• **EXERCISE**
Retype the entries exactly; omit all pictures.
:: DATA PROVIDED
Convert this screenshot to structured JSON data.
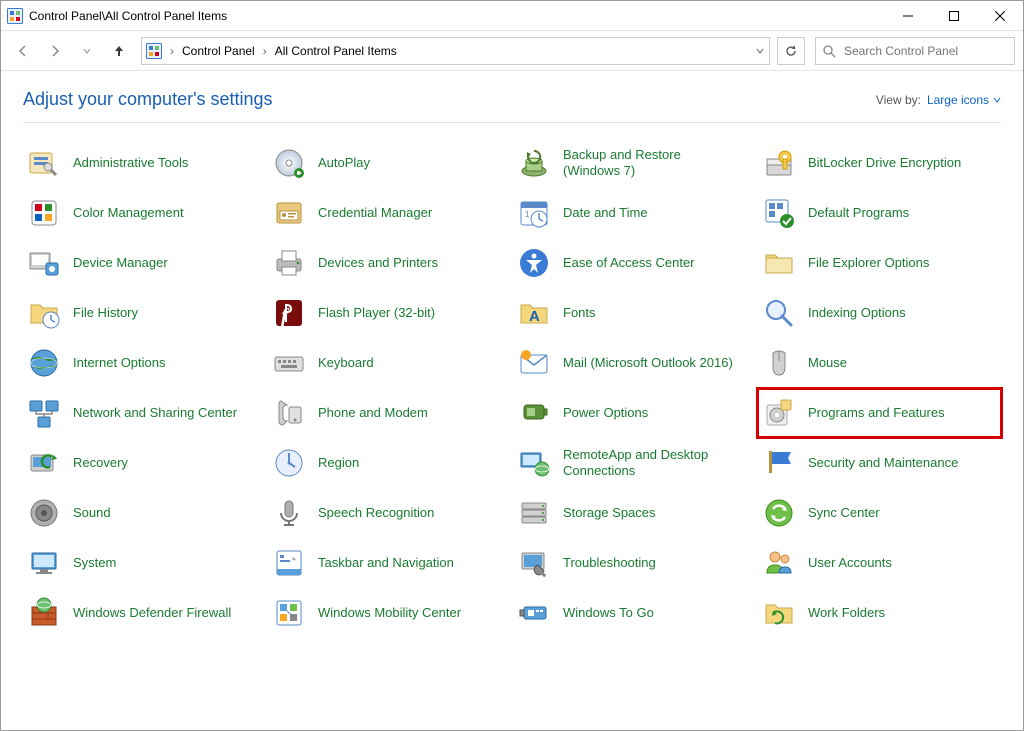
{
  "titlebar": {
    "title": "Control Panel\\All Control Panel Items"
  },
  "breadcrumb": {
    "root": "Control Panel",
    "current": "All Control Panel Items"
  },
  "search": {
    "placeholder": "Search Control Panel"
  },
  "settings": {
    "heading": "Adjust your computer's settings",
    "viewby_label": "View by:",
    "viewby_value": "Large icons"
  },
  "items": [
    {
      "label": "Administrative Tools",
      "icon": "tools"
    },
    {
      "label": "AutoPlay",
      "icon": "autoplay"
    },
    {
      "label": "Backup and Restore (Windows 7)",
      "icon": "backup"
    },
    {
      "label": "BitLocker Drive Encryption",
      "icon": "bitlocker"
    },
    {
      "label": "Color Management",
      "icon": "color"
    },
    {
      "label": "Credential Manager",
      "icon": "credential"
    },
    {
      "label": "Date and Time",
      "icon": "datetime"
    },
    {
      "label": "Default Programs",
      "icon": "defaultprog"
    },
    {
      "label": "Device Manager",
      "icon": "devicemgr"
    },
    {
      "label": "Devices and Printers",
      "icon": "devprint"
    },
    {
      "label": "Ease of Access Center",
      "icon": "ease"
    },
    {
      "label": "File Explorer Options",
      "icon": "folderopt"
    },
    {
      "label": "File History",
      "icon": "filehistory"
    },
    {
      "label": "Flash Player (32-bit)",
      "icon": "flash"
    },
    {
      "label": "Fonts",
      "icon": "fonts"
    },
    {
      "label": "Indexing Options",
      "icon": "indexing"
    },
    {
      "label": "Internet Options",
      "icon": "internet"
    },
    {
      "label": "Keyboard",
      "icon": "keyboard"
    },
    {
      "label": "Mail (Microsoft Outlook 2016)",
      "icon": "mail"
    },
    {
      "label": "Mouse",
      "icon": "mouse"
    },
    {
      "label": "Network and Sharing Center",
      "icon": "network"
    },
    {
      "label": "Phone and Modem",
      "icon": "phone"
    },
    {
      "label": "Power Options",
      "icon": "power"
    },
    {
      "label": "Programs and Features",
      "icon": "programs",
      "highlighted": true
    },
    {
      "label": "Recovery",
      "icon": "recovery"
    },
    {
      "label": "Region",
      "icon": "region"
    },
    {
      "label": "RemoteApp and Desktop Connections",
      "icon": "remote"
    },
    {
      "label": "Security and Maintenance",
      "icon": "security"
    },
    {
      "label": "Sound",
      "icon": "sound"
    },
    {
      "label": "Speech Recognition",
      "icon": "speech"
    },
    {
      "label": "Storage Spaces",
      "icon": "storage"
    },
    {
      "label": "Sync Center",
      "icon": "sync"
    },
    {
      "label": "System",
      "icon": "system"
    },
    {
      "label": "Taskbar and Navigation",
      "icon": "taskbar"
    },
    {
      "label": "Troubleshooting",
      "icon": "troubleshoot"
    },
    {
      "label": "User Accounts",
      "icon": "users"
    },
    {
      "label": "Windows Defender Firewall",
      "icon": "firewall"
    },
    {
      "label": "Windows Mobility Center",
      "icon": "mobility"
    },
    {
      "label": "Windows To Go",
      "icon": "wintogo"
    },
    {
      "label": "Work Folders",
      "icon": "workfolders"
    }
  ]
}
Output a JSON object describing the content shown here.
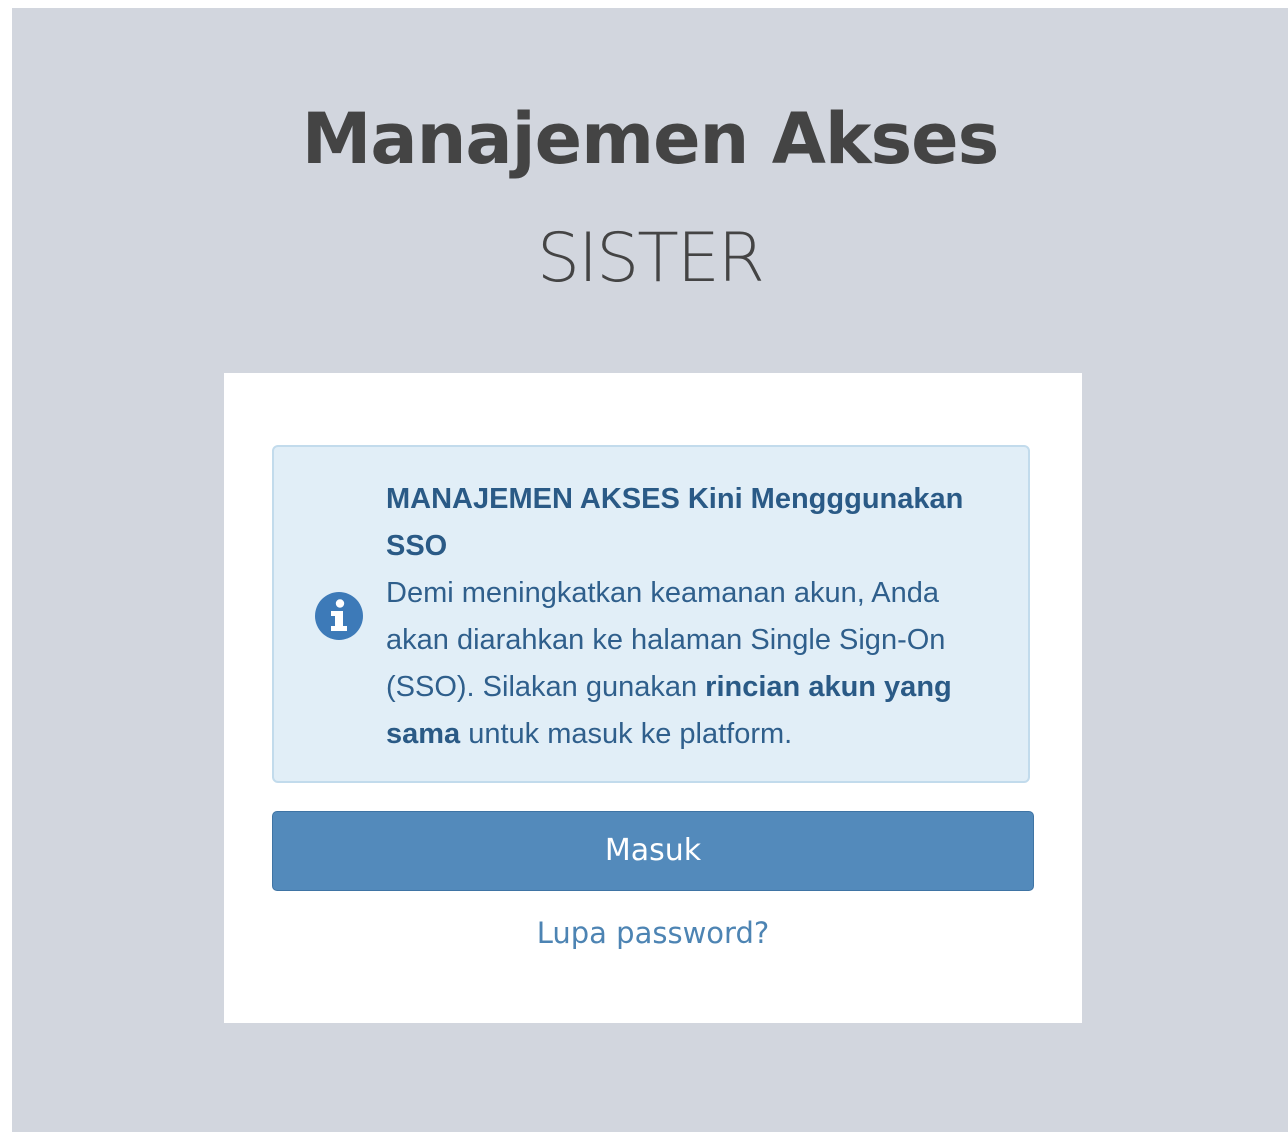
{
  "header": {
    "title": "Manajemen Akses",
    "subtitle": "SISTER"
  },
  "notice": {
    "icon": "info-circle-icon",
    "title": "MANAJEMEN AKSES Kini Mengggunakan SSO",
    "text_part1": "Demi meningkatkan keamanan akun, Anda akan diarahkan ke halaman Single Sign-On (SSO). Silakan gunakan ",
    "text_bold": "rincian akun yang sama",
    "text_part2": " untuk masuk ke platform."
  },
  "login": {
    "button_label": "Masuk",
    "forgot_label": "Lupa password?"
  },
  "colors": {
    "background": "#d2d6de",
    "card": "#ffffff",
    "notice_bg": "#e1eef7",
    "notice_border": "#c2dbec",
    "notice_text": "#2f5f8c",
    "info_icon": "#3d7ab8",
    "button": "#538abb",
    "link": "#4d84b3"
  }
}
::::
• **REPLY TO THE TASK**
Convert this screenshot to structured JSON data.
{
  "titlebar": {
    "title": "Control Panel\\All Control Panel Items"
  },
  "breadcrumb": {
    "root": "Control Panel",
    "current": "All Control Panel Items"
  },
  "search": {
    "placeholder": "Search Control Panel"
  },
  "settings": {
    "heading": "Adjust your computer's settings",
    "viewby_label": "View by:",
    "viewby_value": "Large icons"
  },
  "items": [
    {
      "label": "Administrative Tools",
      "icon": "tools"
    },
    {
      "label": "AutoPlay",
      "icon": "autoplay"
    },
    {
      "label": "Backup and Restore (Windows 7)",
      "icon": "backup"
    },
    {
      "label": "BitLocker Drive Encryption",
      "icon": "bitlocker"
    },
    {
      "label": "Color Management",
      "icon": "color"
    },
    {
      "label": "Credential Manager",
      "icon": "credential"
    },
    {
      "label": "Date and Time",
      "icon": "datetime"
    },
    {
      "label": "Default Programs",
      "icon": "defaultprog"
    },
    {
      "label": "Device Manager",
      "icon": "devicemgr"
    },
    {
      "label": "Devices and Printers",
      "icon": "devprint"
    },
    {
      "label": "Ease of Access Center",
      "icon": "ease"
    },
    {
      "label": "File Explorer Options",
      "icon": "folderopt"
    },
    {
      "label": "File History",
      "icon": "filehistory"
    },
    {
      "label": "Flash Player (32-bit)",
      "icon": "flash"
    },
    {
      "label": "Fonts",
      "icon": "fonts"
    },
    {
      "label": "Indexing Options",
      "icon": "indexing"
    },
    {
      "label": "Internet Options",
      "icon": "internet"
    },
    {
      "label": "Keyboard",
      "icon": "keyboard"
    },
    {
      "label": "Mail (Microsoft Outlook 2016)",
      "icon": "mail"
    },
    {
      "label": "Mouse",
      "icon": "mouse"
    },
    {
      "label": "Network and Sharing Center",
      "icon": "network"
    },
    {
      "label": "Phone and Modem",
      "icon": "phone"
    },
    {
      "label": "Power Options",
      "icon": "power"
    },
    {
      "label": "Programs and Features",
      "icon": "programs",
      "highlighted": true
    },
    {
      "label": "Recovery",
      "icon": "recovery"
    },
    {
      "label": "Region",
      "icon": "region"
    },
    {
      "label": "RemoteApp and Desktop Connections",
      "icon": "remote"
    },
    {
      "label": "Security and Maintenance",
      "icon": "security"
    },
    {
      "label": "Sound",
      "icon": "sound"
    },
    {
      "label": "Speech Recognition",
      "icon": "speech"
    },
    {
      "label": "Storage Spaces",
      "icon": "storage"
    },
    {
      "label": "Sync Center",
      "icon": "sync"
    },
    {
      "label": "System",
      "icon": "system"
    },
    {
      "label": "Taskbar and Navigation",
      "icon": "taskbar"
    },
    {
      "label": "Troubleshooting",
      "icon": "troubleshoot"
    },
    {
      "label": "User Accounts",
      "icon": "users"
    },
    {
      "label": "Windows Defender Firewall",
      "icon": "firewall"
    },
    {
      "label": "Windows Mobility Center",
      "icon": "mobility"
    },
    {
      "label": "Windows To Go",
      "icon": "wintogo"
    },
    {
      "label": "Work Folders",
      "icon": "workfolders"
    }
  ]
}
Output a JSON object describing the content shown here.
{
  "header": {
    "title": "Manajemen Akses",
    "subtitle": "SISTER"
  },
  "notice": {
    "icon": "info-circle-icon",
    "title": "MANAJEMEN AKSES Kini Mengggunakan SSO",
    "text_part1": "Demi meningkatkan keamanan akun, Anda akan diarahkan ke halaman Single Sign-On (SSO). Silakan gunakan ",
    "text_bold": "rincian akun yang sama",
    "text_part2": " untuk masuk ke platform."
  },
  "login": {
    "button_label": "Masuk",
    "forgot_label": "Lupa password?"
  },
  "colors": {
    "background": "#d2d6de",
    "card": "#ffffff",
    "notice_bg": "#e1eef7",
    "notice_border": "#c2dbec",
    "notice_text": "#2f5f8c",
    "info_icon": "#3d7ab8",
    "button": "#538abb",
    "link": "#4d84b3"
  }
}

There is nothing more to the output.